We stopped at Point 7 on the Massillon Section.
It was very nice hiking with Jerri and Karen. When hiking this section, I would recommend doing it off summer if possible. It was pleasant hiking in the open spaces today in November. I think this could be pretty hot and miserable with full sun on the asphalt road.
I have never been a Black Friday shopping person. For the remainder of my Christmas shopping, it will be done on a week day early morning when people are not shopping yet.
I joined some friends up in the northern Ohio area for a “Burn your Buns” run. My friend and I walked. It was lovely outside, just a bit cold.
I stopped at a local bike shop to get some new front brake cables-not on sale, simply because I need to replace the brakes. The bike shop is located in a big mall area, and holy COW! I’ve never really been “out” on a Black Friday, I’m usually working.
Mall parking lots FULL. Strip mall parking lots FULL. Box store lots FULL. I guess I’m not reporting any original news here, just how astounded I was, that so many people went out to buy STUFF in search of an alleged sale.
I did buy stuff too! Stuff to make my bicycle safe, so I can go places and buy memories!
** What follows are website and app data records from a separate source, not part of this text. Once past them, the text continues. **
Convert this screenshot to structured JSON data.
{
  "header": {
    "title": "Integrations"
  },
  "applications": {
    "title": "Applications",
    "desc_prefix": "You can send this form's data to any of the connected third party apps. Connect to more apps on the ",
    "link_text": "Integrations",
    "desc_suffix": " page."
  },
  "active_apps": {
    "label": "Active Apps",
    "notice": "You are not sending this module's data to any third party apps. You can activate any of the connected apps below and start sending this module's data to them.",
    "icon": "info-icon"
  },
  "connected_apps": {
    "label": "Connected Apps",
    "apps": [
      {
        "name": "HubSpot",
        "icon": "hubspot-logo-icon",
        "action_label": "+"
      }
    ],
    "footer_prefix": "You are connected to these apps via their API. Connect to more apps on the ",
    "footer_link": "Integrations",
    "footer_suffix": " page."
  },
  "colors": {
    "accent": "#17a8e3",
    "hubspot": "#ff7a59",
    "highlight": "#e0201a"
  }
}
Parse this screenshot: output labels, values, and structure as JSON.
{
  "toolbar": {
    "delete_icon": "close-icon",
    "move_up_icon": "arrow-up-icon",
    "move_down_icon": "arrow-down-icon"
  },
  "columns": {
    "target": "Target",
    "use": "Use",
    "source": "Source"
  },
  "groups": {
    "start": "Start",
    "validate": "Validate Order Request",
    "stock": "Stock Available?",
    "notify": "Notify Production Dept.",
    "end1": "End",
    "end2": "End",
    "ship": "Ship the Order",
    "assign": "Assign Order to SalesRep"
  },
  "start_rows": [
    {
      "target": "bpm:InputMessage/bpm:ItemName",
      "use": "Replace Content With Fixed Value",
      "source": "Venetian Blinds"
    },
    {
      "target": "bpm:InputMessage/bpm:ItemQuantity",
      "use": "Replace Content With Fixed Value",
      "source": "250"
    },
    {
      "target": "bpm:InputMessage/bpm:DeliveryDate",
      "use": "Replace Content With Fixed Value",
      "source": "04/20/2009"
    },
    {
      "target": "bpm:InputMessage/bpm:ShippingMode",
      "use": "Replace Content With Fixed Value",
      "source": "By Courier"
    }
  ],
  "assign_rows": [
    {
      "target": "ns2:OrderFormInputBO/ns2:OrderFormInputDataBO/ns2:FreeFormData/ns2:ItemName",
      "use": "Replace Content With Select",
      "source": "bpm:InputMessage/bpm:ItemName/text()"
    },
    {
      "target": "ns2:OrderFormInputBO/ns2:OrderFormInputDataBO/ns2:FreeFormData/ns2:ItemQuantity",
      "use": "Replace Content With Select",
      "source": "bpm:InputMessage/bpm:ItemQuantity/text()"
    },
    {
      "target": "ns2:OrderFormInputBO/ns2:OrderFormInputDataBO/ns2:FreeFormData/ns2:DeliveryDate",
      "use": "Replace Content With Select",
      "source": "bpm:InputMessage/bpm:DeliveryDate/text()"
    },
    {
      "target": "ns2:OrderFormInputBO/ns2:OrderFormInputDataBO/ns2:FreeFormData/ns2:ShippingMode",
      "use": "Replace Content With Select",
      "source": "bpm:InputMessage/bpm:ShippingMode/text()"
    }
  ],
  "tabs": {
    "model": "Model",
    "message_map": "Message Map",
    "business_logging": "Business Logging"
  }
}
National Take a Hike Day was Saturday, November 18. Did you get out for a hike?
I ticked over some Buckeye Trail miles with Cheryl, We hiked the Bowerston section 8 through 13. This covers my Leesville Lake South section of trail I have adopted, so I can also count this as a trail maintenance hike. My section of trail is looking really good!
As many parts of the Buckeye Trail, we hiked on trail and off trail.
This was the site of the New Hagerston Academy.
The lower old barn picture is from October, when I first attempt to walk from Points 9 to 13. It’s a good story to tell you on the trail sometime!
Off Trail means road miles. Our last section of road, there were no cars on it. Is it terrible to walk on a road like this?
The Buckeye Trail goes through this tunnel, under the railroad tracks.
Then around the back of the Nolan’s building.
Every day should be “Take a Hike Day”!
Did you get out for a hike on National Take a Hike Day?